And while it can be a guilty pleasure to peek into this parallel world every once in a while, it’s dangerous. Peek in enough and the line between this world and the next starts to blur and break. We need to acknowledge that the other worlds aren’t the one we live in because every moment we spend in them is a moment we aren’t living in ours. This isn’t a dream that we’re going to wake up from where all of the embarrassing stuff that happened is reversed. It’s human nature to think about what could’ve been had things gone differently, and we can’t help but feel as if we’ve been cheated, out of a long-awaited reunion, a proper graduation, or the actualization of a lifelong dream. But it’s important, even more so in times of crisis, to focus on our given path in order to start seriously considering what the new normal for the world is going to look like. These kinds of events leave a bigger footprint than we imagine. The world that emerges from the aftermath will be a drastically different one from that of before the pandemic. They will both exist in parallel, yet they are destined to never meet, only to grate against each other like two discordant musical notes.
The illusion of the seamless line has been broken irrevocably.
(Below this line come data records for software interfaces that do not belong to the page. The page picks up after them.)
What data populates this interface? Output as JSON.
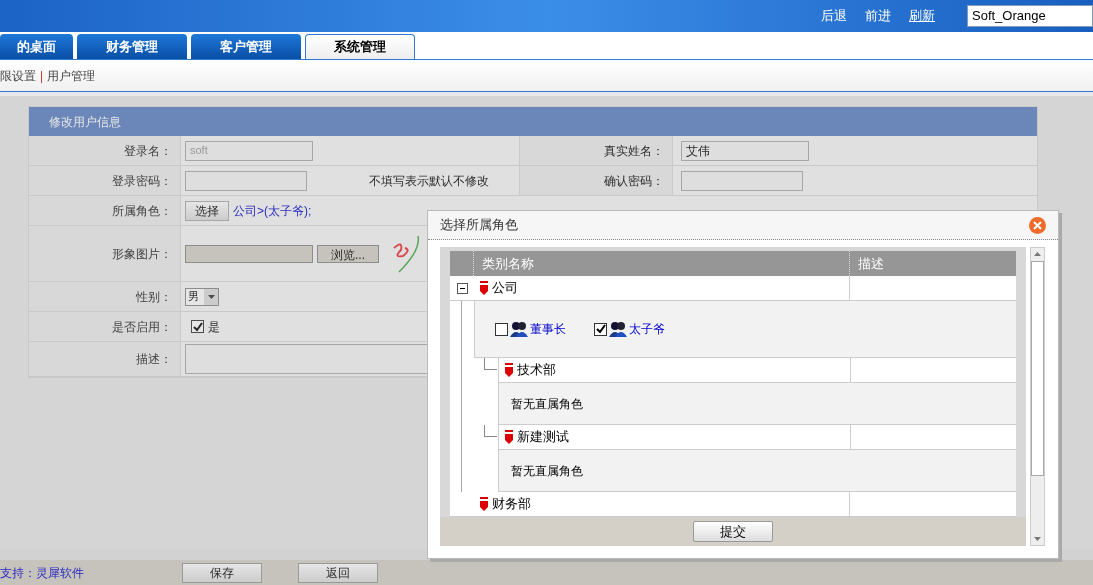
{
  "header": {
    "nav_links": [
      {
        "label": "后退",
        "underlined": false
      },
      {
        "label": "前进",
        "underlined": false
      },
      {
        "label": "刷新",
        "underlined": true
      }
    ],
    "theme_select": {
      "value": "Soft_Orange"
    }
  },
  "tabs": [
    {
      "label": "的桌面",
      "selected": false
    },
    {
      "label": "财务管理",
      "selected": false
    },
    {
      "label": "客户管理",
      "selected": false
    },
    {
      "label": "系统管理",
      "selected": true
    }
  ],
  "subnav": {
    "items": [
      "限设置",
      "用户管理"
    ],
    "separator": "|"
  },
  "form": {
    "title": "修改用户信息",
    "login_name": {
      "label": "登录名：",
      "value": "soft"
    },
    "real_name": {
      "label": "真实姓名：",
      "value": "艾伟"
    },
    "password": {
      "label": "登录密码：",
      "hint": "不填写表示默认不修改"
    },
    "confirm": {
      "label": "确认密码："
    },
    "role": {
      "label": "所属角色：",
      "button": "选择",
      "value": "公司>(太子爷);"
    },
    "image": {
      "label": "形象图片：",
      "button": "浏览..."
    },
    "gender": {
      "label": "性别：",
      "value": "男"
    },
    "enabled": {
      "label": "是否启用：",
      "checked": true,
      "text": "是"
    },
    "description": {
      "label": "描述："
    }
  },
  "modal": {
    "title": "选择所属角色",
    "columns": [
      "类别名称",
      "描述"
    ],
    "tree": [
      {
        "name": "公司",
        "expanded": true,
        "roles": [
          {
            "name": "董事长",
            "checked": false
          },
          {
            "name": "太子爷",
            "checked": true
          }
        ],
        "children": [
          {
            "name": "技术部",
            "note": "暂无直属角色"
          },
          {
            "name": "新建测试",
            "note": "暂无直属角色"
          }
        ]
      },
      {
        "name": "财务部"
      }
    ],
    "submit": "提交"
  },
  "footer": {
    "support": "支持：灵犀软件",
    "buttons": [
      "保存",
      "返回"
    ]
  }
}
Who we are from this point forward is very different from who we would’ve been. How divergent the two paths end up being in the journey and the destination remains to be seen. The only question that’s left for us to answer is: Where will our new line lead?
If you couldn’t tell from the article, I’ve been experiencing a huge range of emotions during quarantine, and it has been hard to regulate emotions as well as I normally do. If you have stories you’d like to share whether they reflect the same or different experiences, I would love to hear them!
Thanks to Ameesh Shah, Avery Jordan, Jamie Wong, Lilly Shi, Andee Liao, and Nikhil Thota for reading and giving feedback!
Say the fact that millions upon millions of Americans are without work or that despite spending the most, our healthcare system is unprepared in the most vulnerable spots ↩︎